● WHAT TO WORK ON:
Report each line of the entries below that includes "color".

● DATA:
------------------------------------------------------------

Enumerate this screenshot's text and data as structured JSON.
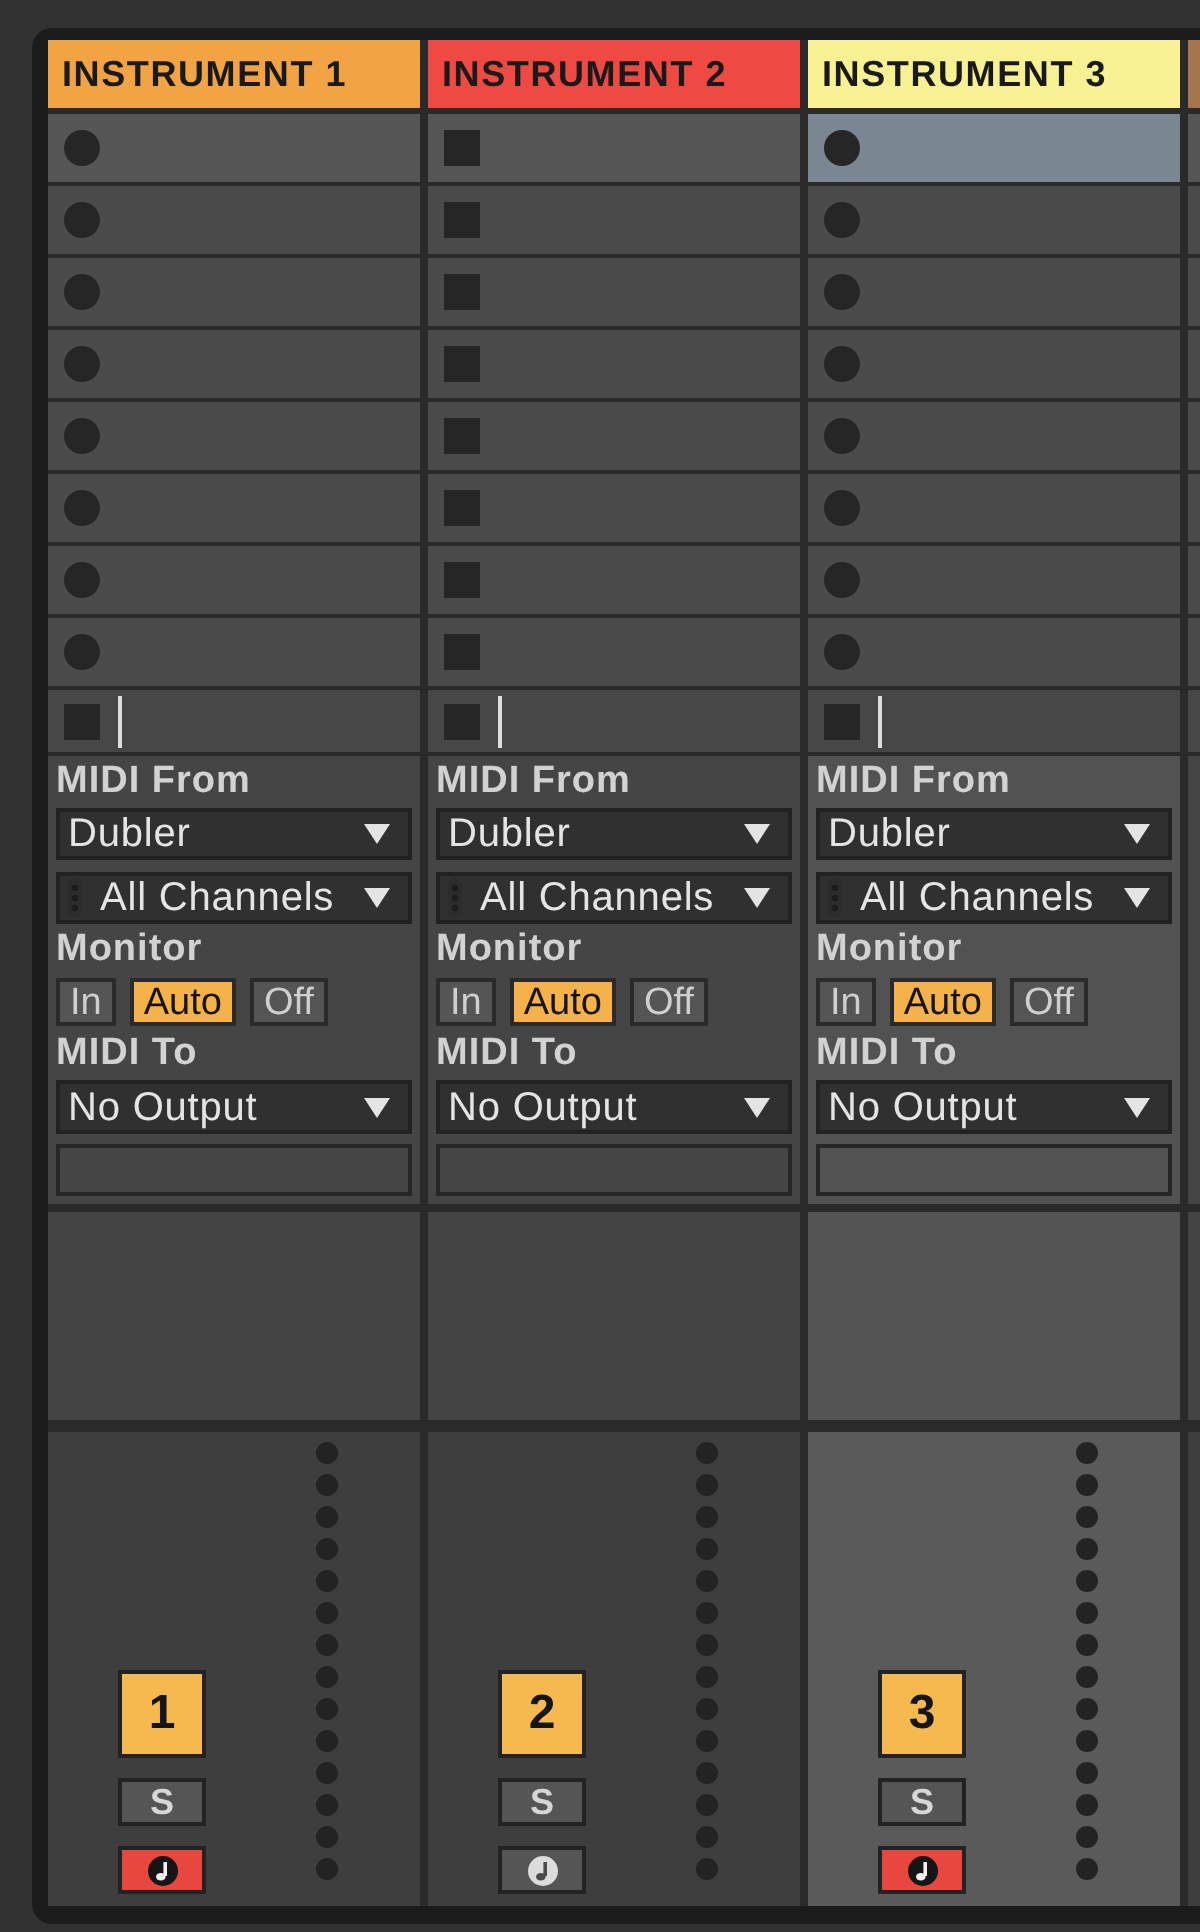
{
  "tracks": [
    {
      "kind": "track",
      "name": "INSTRUMENT 1",
      "color": "#f2a444",
      "selected": false,
      "slots": [
        {
          "selected": false
        },
        {
          "selected": false
        },
        {
          "selected": false
        },
        {
          "selected": false
        },
        {
          "selected": false
        },
        {
          "selected": false
        },
        {
          "selected": false
        },
        {
          "selected": false
        }
      ],
      "io": {
        "midi_from_label": "MIDI From",
        "midi_from": "Dubler",
        "channel": "All Channels",
        "monitor_label": "Monitor",
        "monitor": [
          {
            "label": "In",
            "selected": false
          },
          {
            "label": "Auto",
            "selected": true
          },
          {
            "label": "Off",
            "selected": false
          }
        ],
        "midi_to_label": "MIDI To",
        "midi_to": "No Output"
      },
      "mixer": {
        "number": "1",
        "active": true,
        "solo": "S",
        "soloed": false,
        "armed": true
      }
    },
    {
      "kind": "track",
      "name": "INSTRUMENT 2",
      "color": "#ee4a43",
      "selected": false,
      "slots": [
        {
          "selected": false
        },
        {
          "selected": false
        },
        {
          "selected": false
        },
        {
          "selected": false
        },
        {
          "selected": false
        },
        {
          "selected": false
        },
        {
          "selected": false
        },
        {
          "selected": false
        }
      ],
      "io": {
        "midi_from_label": "MIDI From",
        "midi_from": "Dubler",
        "channel": "All Channels",
        "monitor_label": "Monitor",
        "monitor": [
          {
            "label": "In",
            "selected": false
          },
          {
            "label": "Auto",
            "selected": true
          },
          {
            "label": "Off",
            "selected": false
          }
        ],
        "midi_to_label": "MIDI To",
        "midi_to": "No Output"
      },
      "mixer": {
        "number": "2",
        "active": true,
        "solo": "S",
        "soloed": false,
        "armed": false
      }
    },
    {
      "kind": "track",
      "name": "INSTRUMENT 3",
      "color": "#f7f193",
      "selected": true,
      "slots": [
        {
          "selected": true
        },
        {
          "selected": false
        },
        {
          "selected": false
        },
        {
          "selected": false
        },
        {
          "selected": false
        },
        {
          "selected": false
        },
        {
          "selected": false
        },
        {
          "selected": false
        }
      ],
      "io": {
        "midi_from_label": "MIDI From",
        "midi_from": "Dubler",
        "channel": "All Channels",
        "monitor_label": "Monitor",
        "monitor": [
          {
            "label": "In",
            "selected": false
          },
          {
            "label": "Auto",
            "selected": true
          },
          {
            "label": "Off",
            "selected": false
          }
        ],
        "midi_to_label": "MIDI To",
        "midi_to": "No Output"
      },
      "mixer": {
        "number": "3",
        "active": true,
        "solo": "S",
        "soloed": false,
        "armed": true
      }
    },
    {
      "kind": "edge",
      "color": "#a5764e"
    }
  ]
}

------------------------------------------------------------

● TASK RESPONSE:
      "color": "#f2a444",
      "color": "#ee4a43",
      "color": "#f7f193",
      "color": "#a5764e"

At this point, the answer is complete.